Update: A "reference implementation" is now available as a perl module. The tables included cover 57 encodings. You can download the module and view its documentation at CPAN: Encode-HEBCI-0.01.
HEBCI is a technique that allows a web form handler to transparently detect the character set its data was encoded with. By using carefully-chosen character references, the browser's encoding can be inferred. Thus, it is possible to guarantee that data is in a standard encoding without relying on (often unreliable) webserver/browser encoding interactions.
The ideal solution will be entirely browser-neutral and passive. Unfortunately, the HTML spec doesn't define any mechanism for this. We need to find some other, sneakier, way to extract the current character encoding from the browser.
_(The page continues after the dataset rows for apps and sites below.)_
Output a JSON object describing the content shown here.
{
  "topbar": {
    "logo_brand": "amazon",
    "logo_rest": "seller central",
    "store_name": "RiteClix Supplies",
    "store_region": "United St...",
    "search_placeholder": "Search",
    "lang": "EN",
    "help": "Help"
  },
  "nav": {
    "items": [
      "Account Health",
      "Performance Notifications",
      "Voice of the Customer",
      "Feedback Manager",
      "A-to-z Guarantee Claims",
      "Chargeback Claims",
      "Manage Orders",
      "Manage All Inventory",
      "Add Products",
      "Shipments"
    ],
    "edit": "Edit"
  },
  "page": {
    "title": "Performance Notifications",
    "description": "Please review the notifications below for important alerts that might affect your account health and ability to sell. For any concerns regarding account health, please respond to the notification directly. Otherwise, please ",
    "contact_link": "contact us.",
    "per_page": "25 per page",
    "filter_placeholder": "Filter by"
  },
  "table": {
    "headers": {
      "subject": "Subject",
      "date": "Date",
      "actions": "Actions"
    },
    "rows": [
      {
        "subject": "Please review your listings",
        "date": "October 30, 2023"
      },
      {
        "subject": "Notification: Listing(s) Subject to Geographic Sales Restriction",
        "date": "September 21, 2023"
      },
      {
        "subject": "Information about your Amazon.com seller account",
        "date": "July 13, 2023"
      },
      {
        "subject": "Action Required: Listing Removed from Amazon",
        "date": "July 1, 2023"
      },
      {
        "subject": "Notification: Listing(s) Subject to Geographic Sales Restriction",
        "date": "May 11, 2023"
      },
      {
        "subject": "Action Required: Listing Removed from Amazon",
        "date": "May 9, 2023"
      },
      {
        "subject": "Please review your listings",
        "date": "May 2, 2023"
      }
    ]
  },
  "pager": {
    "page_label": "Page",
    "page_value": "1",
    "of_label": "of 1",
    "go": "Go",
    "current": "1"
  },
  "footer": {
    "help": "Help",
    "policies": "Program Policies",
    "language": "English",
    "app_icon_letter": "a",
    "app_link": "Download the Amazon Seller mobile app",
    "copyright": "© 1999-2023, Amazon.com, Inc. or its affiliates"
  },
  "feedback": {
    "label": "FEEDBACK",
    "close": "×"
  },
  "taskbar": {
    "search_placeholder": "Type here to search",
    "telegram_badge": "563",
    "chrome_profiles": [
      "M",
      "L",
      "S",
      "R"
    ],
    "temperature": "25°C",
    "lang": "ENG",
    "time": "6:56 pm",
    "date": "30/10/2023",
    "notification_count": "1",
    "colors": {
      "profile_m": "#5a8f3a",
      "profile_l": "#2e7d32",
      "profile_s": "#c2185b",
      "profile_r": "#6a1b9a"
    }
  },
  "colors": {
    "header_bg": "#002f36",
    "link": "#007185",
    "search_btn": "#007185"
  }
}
Luckily for us, there is a trick we can use for this: entity
codes. Entity codes are strings like
were (are) used to encode specific characters without using Unicode.
When the browser displays a page, it replaces these with the
appropriate character from the current encoding. Thus, &
becomes the character
0x26 in most codepages. By
itself, this is merely implementation trivia. However, this
translation process occurs whenever a user submits a form. That is,
the browser parses any entities in the form variables and replaces
them with the current encoding's representation of those characters
when the user clicks submit. Thus, any entity codes within the form
fields are passed along as character values in the browser's current
So, all we have to do is find an entity that is encoded differently in two different codepages. We slip that into a form field, and then look at its value when we get data. This allows us to differentiate between the two encodings. In fact, we could look at all entities in many codepages, and find the ones that allowed us to disambiguate between many codepages. This is what I've done.
We add hidden form elements with values containing various entity
codes, such as °, ÷, and —. Then, when
the user submits the form, we take each of those and compare them
against a list of what character has what value in what codepage.
That is, each codepage has a unique fingerprint for the values of
°,÷,—. For MacRoman, it's
a1,d6,d1; for UTF-8,
Thus, we only have to go through our table of
codepage-to-fingerprint mappings, and see which fingerprint matches.
Note that, once this table is discovered, the cost of fingerprinting a given form submission is very low. And, in the case of misses, you can assume whatever your page's default codepage is. This fallthrough case is equivalent to what the code would have done before adding this detection layer.
Surprisingly, one can distinguish between the Big Three (ISO-8859-1/Windows-1252, MacRoman, and UTF-8), with a single entity: º.
Differentiating a larger set of encodings requires more entities. The current test implementation works great with only five codepoints:
my @fp_ents = qw/deg divide mdash bdquo euro/; my %fingerprints = ( "UTF-8" => ['c2b0','c3b7','e28094','e2809e','e282ac'], "WINDOWS-1252" => ['b0','f7','97','84','80'], "MAC" => ['a1','d6','d1','e3','db'], "MS-HEBR" => ['b0','ba','97','84','80'], "MAC-CYRILLIC" => ['a1','d6','d1','d7',''], "MS-GREEK" => ['b0','','97','84','80'], "MAC-IS" => ['a1','d6','d0','e3',''], "MS-CYRL" => ['b0','','97','84','88'], "MS932" => ['818b','8180','815c','',''], "WINDOWS-31J" => ['818b','8180','815c','',''], "WINDOWS-936" => ['a1e3','a1c2','a1aa','',''], "MS_KANJI" => ['818b','8180','','',''], "ISO-8859-15" => ['b0','f7','','','a4'], "ISO-8859-1" => ['b0','f7','','',''], "CSIBM864" => ['80','dd','','',''], );
A demo application. Note that you'll need to click the button to submit an initial fingerprint. After subtmitting the form with your default encoding, change to something else in the list above, and try it again. It should be updated to reflect the new codepage.
It's also worthwhile to view the source, to see just how simple this is from the HTML side. With minor additions like these to forms, it is now possible to check the correct encoding of data, allowing web developers to guarantee normalization and smooth interoperability with other, more picky, protocols.
This is kind of complicated, but I'll sketch it out for now:
On my test machine, I had access to around 950 codepages, and tried running the above fingerprint-generation method on them. This ran into several problems:
Each of these three obstacles can be overcome, and I believe that a truly universal fingerprint mechanism could be developed. The more practical technique for now is to shoot for the top 25 or 50 codepages, as they will likely cover the majority of users.